Last question (this is an easy one) – Why do builders have furnished models? Answer: BECAUSE IT IS HARD TO SELL A VACANT HOUSE!!!!

Sorry for shouting, but I needed to make the point… Vacant homes are at a huge disadvantage in this market for the same reason that: you don’t buy a car without driving it, you don’t buy a suit/dress without trying it on, and builders furnish models…buyers need to get a feel for their purchase.

Most home buyers, when they walk into a vacant space can guess where their sofa will go, how their dining set will fit, or how to purpose the basement areas. But that is the problem. Psychologically, if a buyer is guessing, they are uncertain. In this market, uncertainty = no sale.

Further, a vacant looks too much like a cave. I think it is safe to say that Northern Virginia buyers are looking for more than shelter.

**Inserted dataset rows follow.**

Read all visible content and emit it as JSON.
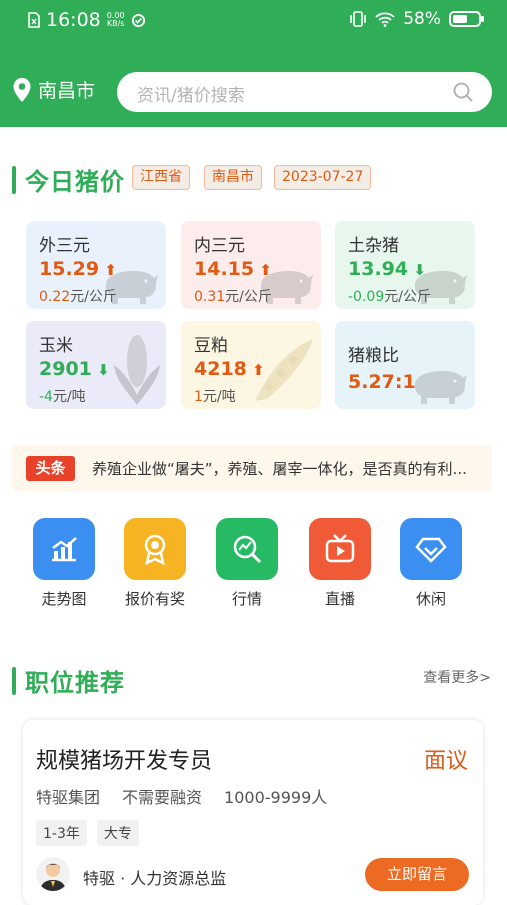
{
  "status_bar": {
    "time": "16:08",
    "speed_value": "0.00",
    "speed_unit": "KB/s",
    "battery": "58%",
    "battery_level": 0.58
  },
  "header": {
    "city": "南昌市",
    "search_placeholder": "资讯/猪价搜索"
  },
  "today_price": {
    "title": "今日猪价",
    "tags": [
      "江西省",
      "南昌市",
      "2023-07-27"
    ],
    "cards": [
      {
        "name": "外三元",
        "value": "15.29",
        "trend": "up",
        "change": "0.22",
        "unit": "元/公斤",
        "bg": "#e9f2fc",
        "image": "pig-icon"
      },
      {
        "name": "内三元",
        "value": "14.15",
        "trend": "up",
        "change": "0.31",
        "unit": "元/公斤",
        "bg": "#fcecec",
        "image": "pig-icon"
      },
      {
        "name": "土杂猪",
        "value": "13.94",
        "trend": "down",
        "change": "-0.09",
        "unit": "元/公斤",
        "bg": "#e8f7ee",
        "image": "pig-icon"
      },
      {
        "name": "玉米",
        "value": "2901",
        "trend": "down",
        "change": "-4",
        "unit": "元/吨",
        "bg": "#eaeaf8",
        "image": "corn-icon"
      },
      {
        "name": "豆粕",
        "value": "4218",
        "trend": "up",
        "change": "1",
        "unit": "元/吨",
        "bg": "#fcf6e2",
        "image": "bean-icon"
      },
      {
        "name": "猪粮比",
        "value": "5.27:1",
        "trend": "",
        "change": "",
        "unit": "",
        "bg": "#e6f3f9",
        "image": "pig-icon"
      }
    ]
  },
  "news": {
    "badge": "头条",
    "text": "养殖企业做“屠夫”，养殖、屠宰一体化，是否真的有利..."
  },
  "menu": [
    {
      "label": "走势图",
      "icon": "trend-chart-icon",
      "color": "#3b8ff0"
    },
    {
      "label": "报价有奖",
      "icon": "award-medal-icon",
      "color": "#f6b322"
    },
    {
      "label": "行情",
      "icon": "market-search-icon",
      "color": "#25ba63"
    },
    {
      "label": "直播",
      "icon": "live-tv-icon",
      "color": "#f05a36"
    },
    {
      "label": "休闲",
      "icon": "diamond-icon",
      "color": "#3b8ff0"
    }
  ],
  "jobs_section": {
    "title": "职位推荐",
    "more": "查看更多>"
  },
  "job": {
    "title": "规模猪场开发专员",
    "salary": "面议",
    "meta": [
      "特驱集团",
      "不需要融资",
      "1000-9999人"
    ],
    "tags": [
      "1-3年",
      "大专"
    ],
    "contact": "特驱 · 人力资源总监",
    "apply": "立即留言"
  },
  "colors": {
    "brand": "#2fae57",
    "accent": "#e05a12",
    "badge": "#e8422a"
  }
}
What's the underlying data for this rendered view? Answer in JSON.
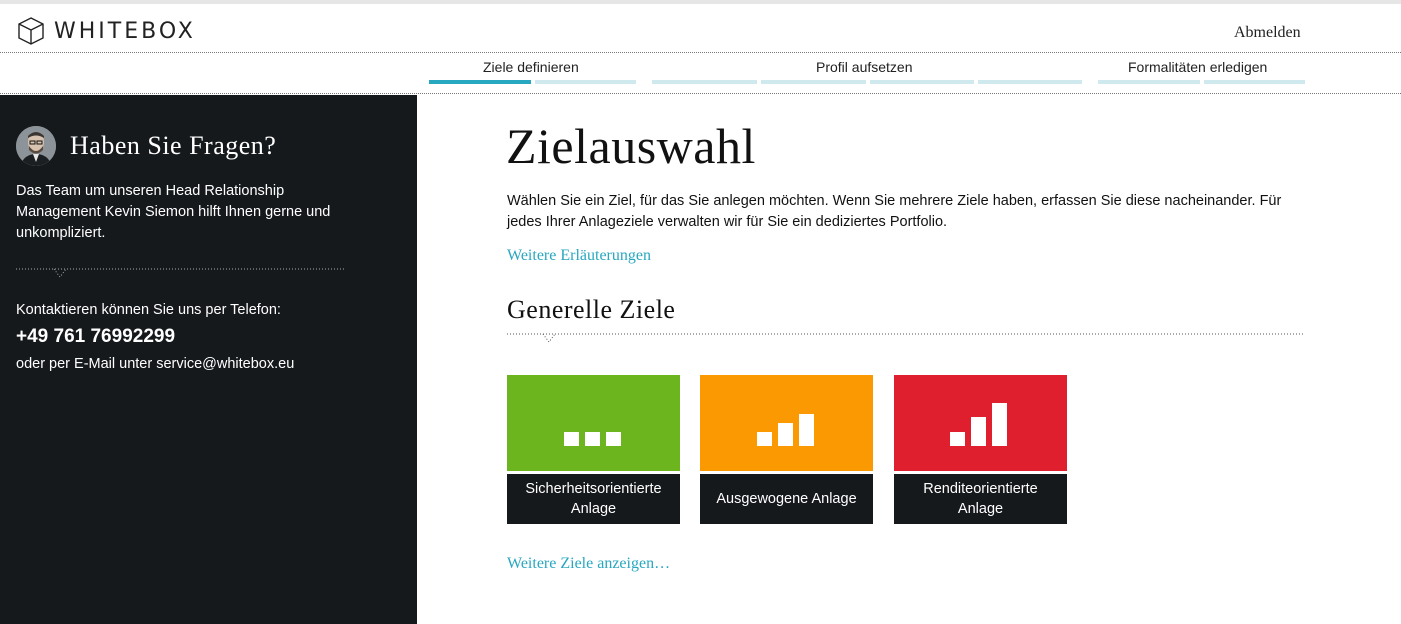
{
  "header": {
    "logo_text": "WHITEBOX",
    "logout_label": "Abmelden"
  },
  "steps": [
    {
      "label": "Ziele definieren",
      "active": true
    },
    {
      "label": "Profil aufsetzen",
      "active": false
    },
    {
      "label": "Formalitäten erledigen",
      "active": false
    }
  ],
  "sidebar": {
    "title": "Haben Sie Fragen?",
    "text": "Das Team um unseren Head Relationship Management Kevin Siemon hilft Ihnen gerne und unkompliziert.",
    "contact_label": "Kontaktieren können Sie uns per Telefon:",
    "phone": "+49 761 76992299",
    "email_line": "oder per E-Mail unter service@whitebox.eu"
  },
  "main": {
    "title": "Zielauswahl",
    "intro": "Wählen Sie ein Ziel, für das Sie anlegen möchten. Wenn Sie mehrere Ziele haben, erfassen Sie diese nacheinander. Für jedes Ihrer Anlageziele verwalten wir für Sie ein dediziertes Portfolio.",
    "more_info_link": "Weitere Erläuterungen",
    "section_title": "Generelle Ziele",
    "tiles": [
      {
        "label": "Sicherheitsorientierte Anlage",
        "color": "#6db51f",
        "icon": "flat-bars-icon"
      },
      {
        "label": "Ausgewogene Anlage",
        "color": "#fb9902",
        "icon": "medium-bars-icon"
      },
      {
        "label": "Renditeorientierte Anlage",
        "color": "#df1f2d",
        "icon": "rising-bars-icon"
      }
    ],
    "more_goals_link": "Weitere Ziele anzeigen…"
  },
  "colors": {
    "accent": "#28a7c0",
    "sidebar_bg": "#15191c",
    "step_inactive": "#cfe9ee"
  }
}
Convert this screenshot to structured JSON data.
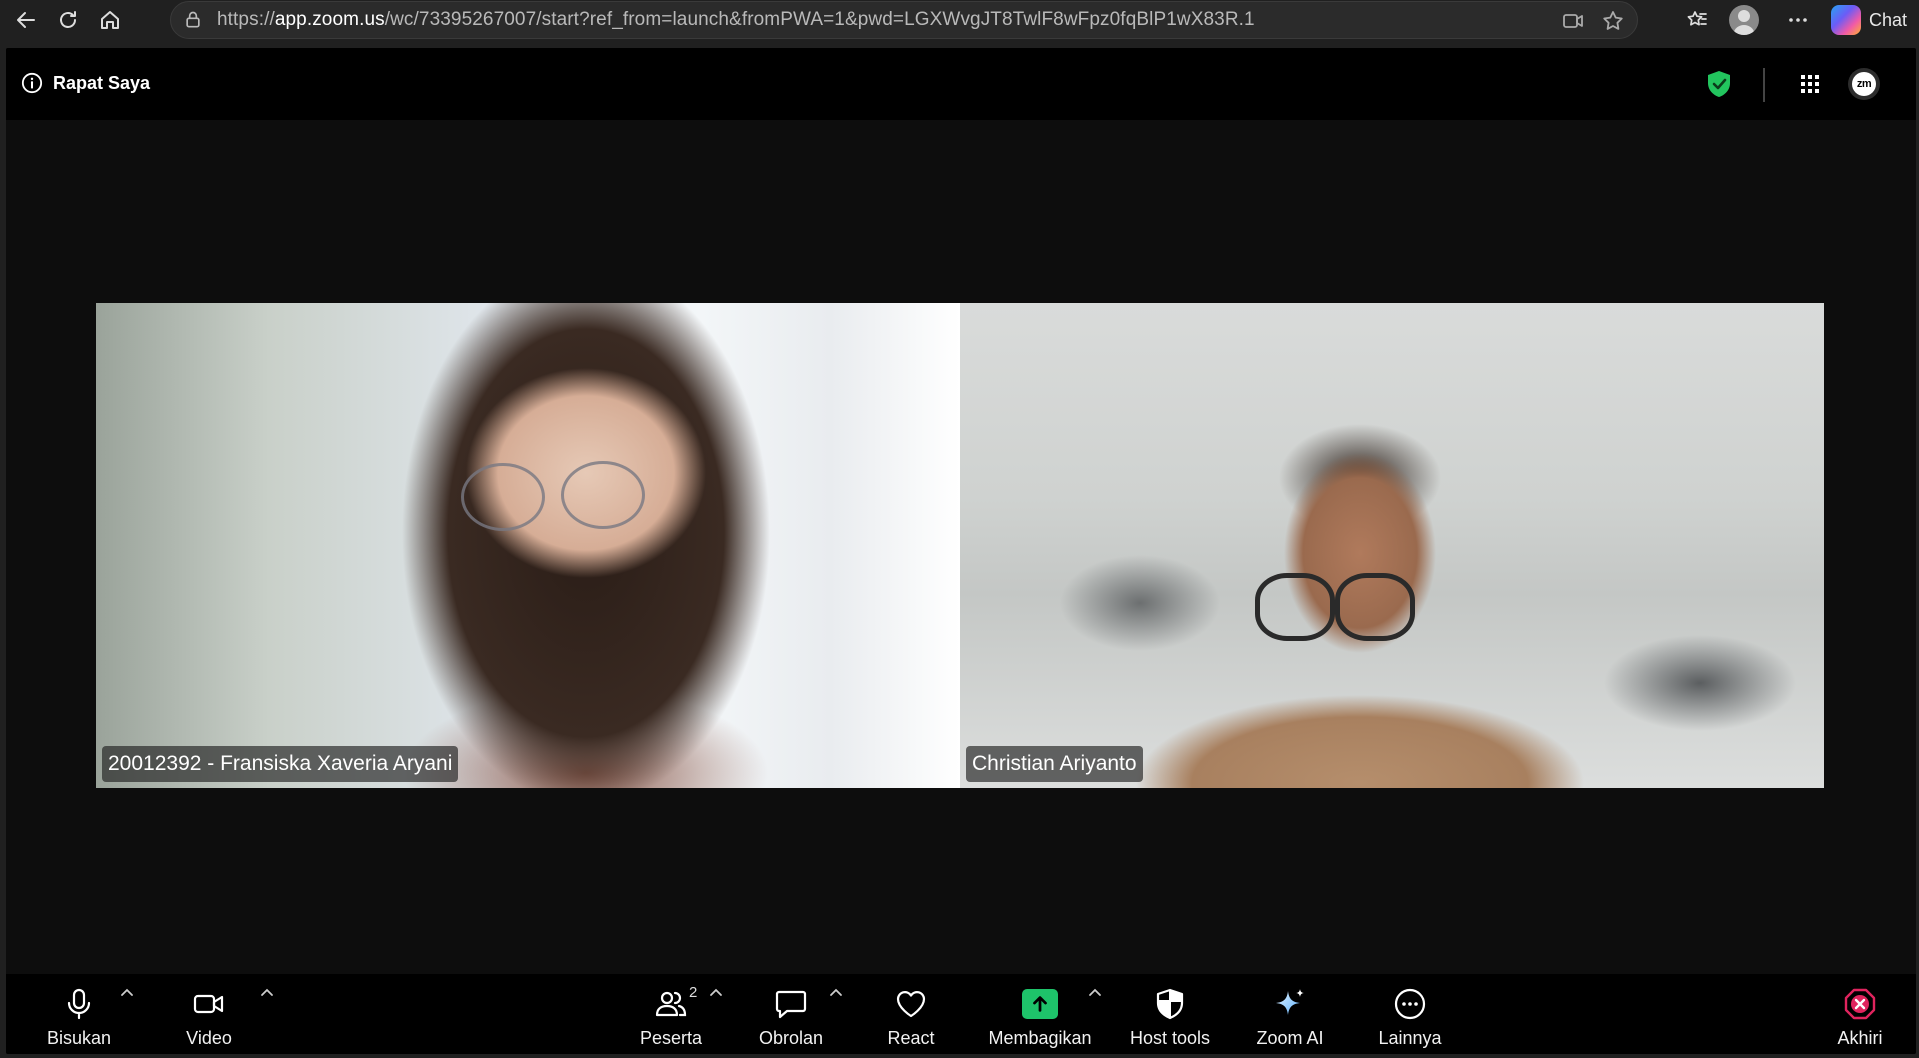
{
  "browser": {
    "url_prefix": "https://",
    "url_host": "app.zoom.us",
    "url_rest": "/wc/73395267007/start?ref_from=launch&fromPWA=1&pwd=LGXWvgJT8TwlF8wFpz0fqBlP1wX83R.1",
    "chat_label": "Chat"
  },
  "header": {
    "meeting_title": "Rapat Saya"
  },
  "participants": [
    {
      "name": "20012392 - Fransiska Xaveria Aryani"
    },
    {
      "name": "Christian Ariyanto"
    }
  ],
  "zoom_badge": "zm",
  "toolbar": {
    "mute_label": "Bisukan",
    "video_label": "Video",
    "participants_label": "Peserta",
    "participants_count": "2",
    "chat_label": "Obrolan",
    "react_label": "React",
    "share_label": "Membagikan",
    "host_tools_label": "Host tools",
    "zoom_ai_label": "Zoom AI",
    "more_label": "Lainnya",
    "end_label": "Akhiri"
  },
  "colors": {
    "share_green": "#1ec36a",
    "end_red": "#e0245e",
    "shield_green": "#22c55e"
  }
}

bedroom before bedroom after

Staging a vacant home provides the buyer with the visual context to remove the uncertainty. They can see how the floor plan works and how furniture can be arranged. Staging transforms the cave into a home. Staging provides the context for potential buyers to see themselves living in the home.

A buyer must be able to see themselves in the home before they will make a purchase decision – just like you need to be behind the wheel of the car or see yourself in the mirror wearing the suit or dress.

Just remember, if a buyer can picture themselves in the home you are on your way to a sale. If not, you are wasting your time.

If you have vacant property – consider having it staged. Vacant homes need every advantage in this market and staging will provide your property with the edge needed to be the next home sold in the neighborhood.

All the Best!

Monica, ASP

703-851-2690

Preferred Staging

the art of home preparation